### BRIEF
Down to the last character, repeat the entries beneath this task.

Items from a data source
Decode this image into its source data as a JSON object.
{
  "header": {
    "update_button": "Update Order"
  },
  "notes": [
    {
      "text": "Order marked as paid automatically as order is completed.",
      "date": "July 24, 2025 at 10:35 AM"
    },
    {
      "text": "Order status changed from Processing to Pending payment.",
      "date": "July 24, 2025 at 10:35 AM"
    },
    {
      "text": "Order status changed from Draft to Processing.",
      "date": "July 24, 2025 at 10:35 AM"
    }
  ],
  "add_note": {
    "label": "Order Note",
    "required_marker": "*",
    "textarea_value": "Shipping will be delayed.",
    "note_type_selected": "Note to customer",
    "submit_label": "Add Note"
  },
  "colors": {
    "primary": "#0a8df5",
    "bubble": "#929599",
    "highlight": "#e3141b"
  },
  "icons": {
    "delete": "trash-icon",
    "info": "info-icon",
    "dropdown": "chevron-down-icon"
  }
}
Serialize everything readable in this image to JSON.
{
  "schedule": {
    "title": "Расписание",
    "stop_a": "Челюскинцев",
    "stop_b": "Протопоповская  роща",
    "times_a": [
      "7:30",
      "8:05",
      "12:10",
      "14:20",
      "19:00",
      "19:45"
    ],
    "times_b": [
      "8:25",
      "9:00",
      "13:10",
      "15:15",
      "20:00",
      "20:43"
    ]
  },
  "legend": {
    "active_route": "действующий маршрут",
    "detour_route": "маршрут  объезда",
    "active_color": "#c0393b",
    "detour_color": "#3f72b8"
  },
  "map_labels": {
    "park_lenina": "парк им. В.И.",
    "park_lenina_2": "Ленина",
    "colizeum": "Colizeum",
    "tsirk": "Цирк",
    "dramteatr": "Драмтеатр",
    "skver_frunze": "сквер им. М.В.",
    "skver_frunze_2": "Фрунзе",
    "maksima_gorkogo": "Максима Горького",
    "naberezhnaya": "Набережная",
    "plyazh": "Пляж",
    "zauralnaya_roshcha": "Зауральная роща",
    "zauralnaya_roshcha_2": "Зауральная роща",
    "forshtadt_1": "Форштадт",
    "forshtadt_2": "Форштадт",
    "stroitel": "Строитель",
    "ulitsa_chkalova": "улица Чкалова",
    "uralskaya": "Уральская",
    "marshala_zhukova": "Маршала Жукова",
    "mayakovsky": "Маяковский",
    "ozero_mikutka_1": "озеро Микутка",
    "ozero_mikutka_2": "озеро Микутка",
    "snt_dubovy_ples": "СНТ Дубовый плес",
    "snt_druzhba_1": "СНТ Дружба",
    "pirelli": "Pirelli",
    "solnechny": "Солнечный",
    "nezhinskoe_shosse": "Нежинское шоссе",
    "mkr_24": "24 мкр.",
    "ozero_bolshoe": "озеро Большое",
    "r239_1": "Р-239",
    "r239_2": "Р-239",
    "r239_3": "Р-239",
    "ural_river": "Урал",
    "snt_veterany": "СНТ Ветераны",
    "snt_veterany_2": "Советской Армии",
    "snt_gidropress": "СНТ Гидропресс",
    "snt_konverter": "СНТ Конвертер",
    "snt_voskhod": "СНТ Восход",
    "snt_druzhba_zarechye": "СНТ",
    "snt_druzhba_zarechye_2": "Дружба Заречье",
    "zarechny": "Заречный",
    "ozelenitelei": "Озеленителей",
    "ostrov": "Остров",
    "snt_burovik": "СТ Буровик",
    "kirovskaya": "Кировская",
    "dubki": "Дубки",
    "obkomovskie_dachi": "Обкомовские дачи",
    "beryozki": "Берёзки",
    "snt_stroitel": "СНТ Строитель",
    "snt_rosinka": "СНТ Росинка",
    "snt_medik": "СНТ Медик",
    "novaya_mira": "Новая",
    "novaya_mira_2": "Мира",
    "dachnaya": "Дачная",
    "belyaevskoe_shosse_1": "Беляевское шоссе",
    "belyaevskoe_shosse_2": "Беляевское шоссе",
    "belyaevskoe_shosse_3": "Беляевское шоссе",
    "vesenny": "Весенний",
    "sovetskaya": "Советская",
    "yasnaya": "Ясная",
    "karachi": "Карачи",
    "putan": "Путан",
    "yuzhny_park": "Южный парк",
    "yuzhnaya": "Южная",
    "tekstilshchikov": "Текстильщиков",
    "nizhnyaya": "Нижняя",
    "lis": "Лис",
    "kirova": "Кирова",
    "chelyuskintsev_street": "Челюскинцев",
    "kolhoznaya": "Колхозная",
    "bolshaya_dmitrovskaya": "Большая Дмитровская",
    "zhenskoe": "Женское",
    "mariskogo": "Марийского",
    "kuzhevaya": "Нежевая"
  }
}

### TASK RESPONSE
Decode this image into its source data as a JSON object.
{
  "header": {
    "update_button": "Update Order"
  },
  "notes": [
    {
      "text": "Order marked as paid automatically as order is completed.",
      "date": "July 24, 2025 at 10:35 AM"
    },
    {
      "text": "Order status changed from Processing to Pending payment.",
      "date": "July 24, 2025 at 10:35 AM"
    },
    {
      "text": "Order status changed from Draft to Processing.",
      "date": "July 24, 2025 at 10:35 AM"
    }
  ],
  "add_note": {
    "label": "Order Note",
    "required_marker": "*",
    "textarea_value": "Shipping will be delayed.",
    "note_type_selected": "Note to customer",
    "submit_label": "Add Note"
  },
  "colors": {
    "primary": "#0a8df5",
    "bubble": "#929599",
    "highlight": "#e3141b"
  },
  "icons": {
    "delete": "trash-icon",
    "info": "info-icon",
    "dropdown": "chevron-down-icon"
  }
}
Serialize everything readable in this image to JSON.
{
  "schedule": {
    "title": "Расписание",
    "stop_a": "Челюскинцев",
    "stop_b": "Протопоповская  роща",
    "times_a": [
      "7:30",
      "8:05",
      "12:10",
      "14:20",
      "19:00",
      "19:45"
    ],
    "times_b": [
      "8:25",
      "9:00",
      "13:10",
      "15:15",
      "20:00",
      "20:43"
    ]
  },
  "legend": {
    "active_route": "действующий маршрут",
    "detour_route": "маршрут  объезда",
    "active_color": "#c0393b",
    "detour_color": "#3f72b8"
  },
  "map_labels": {
    "park_lenina": "парк им. В.И.",
    "park_lenina_2": "Ленина",
    "colizeum": "Colizeum",
    "tsirk": "Цирк",
    "dramteatr": "Драмтеатр",
    "skver_frunze": "сквер им. М.В.",
    "skver_frunze_2": "Фрунзе",
    "maksima_gorkogo": "Максима Горького",
    "naberezhnaya": "Набережная",
    "plyazh": "Пляж",
    "zauralnaya_roshcha": "Зауральная роща",
    "zauralnaya_roshcha_2": "Зауральная роща",
    "forshtadt_1": "Форштадт",
    "forshtadt_2": "Форштадт",
    "stroitel": "Строитель",
    "ulitsa_chkalova": "улица Чкалова",
    "uralskaya": "Уральская",
    "marshala_zhukova": "Маршала Жукова",
    "mayakovsky": "Маяковский",
    "ozero_mikutka_1": "озеро Микутка",
    "ozero_mikutka_2": "озеро Микутка",
    "snt_dubovy_ples": "СНТ Дубовый плес",
    "snt_druzhba_1": "СНТ Дружба",
    "pirelli": "Pirelli",
    "solnechny": "Солнечный",
    "nezhinskoe_shosse": "Нежинское шоссе",
    "mkr_24": "24 мкр.",
    "ozero_bolshoe": "озеро Большое",
    "r239_1": "Р-239",
    "r239_2": "Р-239",
    "r239_3": "Р-239",
    "ural_river": "Урал",
    "snt_veterany": "СНТ Ветераны",
    "snt_veterany_2": "Советской Армии",
    "snt_gidropress": "СНТ Гидропресс",
    "snt_konverter": "СНТ Конвертер",
    "snt_voskhod": "СНТ Восход",
    "snt_druzhba_zarechye": "СНТ",
    "snt_druzhba_zarechye_2": "Дружба Заречье",
    "zarechny": "Заречный",
    "ozelenitelei": "Озеленителей",
    "ostrov": "Остров",
    "snt_burovik": "СТ Буровик",
    "kirovskaya": "Кировская",
    "dubki": "Дубки",
    "obkomovskie_dachi": "Обкомовские дачи",
    "beryozki": "Берёзки",
    "snt_stroitel": "СНТ Строитель",
    "snt_rosinka": "СНТ Росинка",
    "snt_medik": "СНТ Медик",
    "novaya_mira": "Новая",
    "novaya_mira_2": "Мира",
    "dachnaya": "Дачная",
    "belyaevskoe_shosse_1": "Беляевское шоссе",
    "belyaevskoe_shosse_2": "Беляевское шоссе",
    "belyaevskoe_shosse_3": "Беляевское шоссе",
    "vesenny": "Весенний",
    "sovetskaya": "Советская",
    "yasnaya": "Ясная",
    "karachi": "Карачи",
    "putan": "Путан",
    "yuzhny_park": "Южный парк",
    "yuzhnaya": "Южная",
    "tekstilshchikov": "Текстильщиков",
    "nizhnyaya": "Нижняя",
    "lis": "Лис",
    "kirova": "Кирова",
    "chelyuskintsev_street": "Челюскинцев",
    "kolhoznaya": "Колхозная",
    "bolshaya_dmitrovskaya": "Большая Дмитровская",
    "zhenskoe": "Женское",
    "mariskogo": "Марийского",
    "kuzhevaya": "Нежевая"
  }
}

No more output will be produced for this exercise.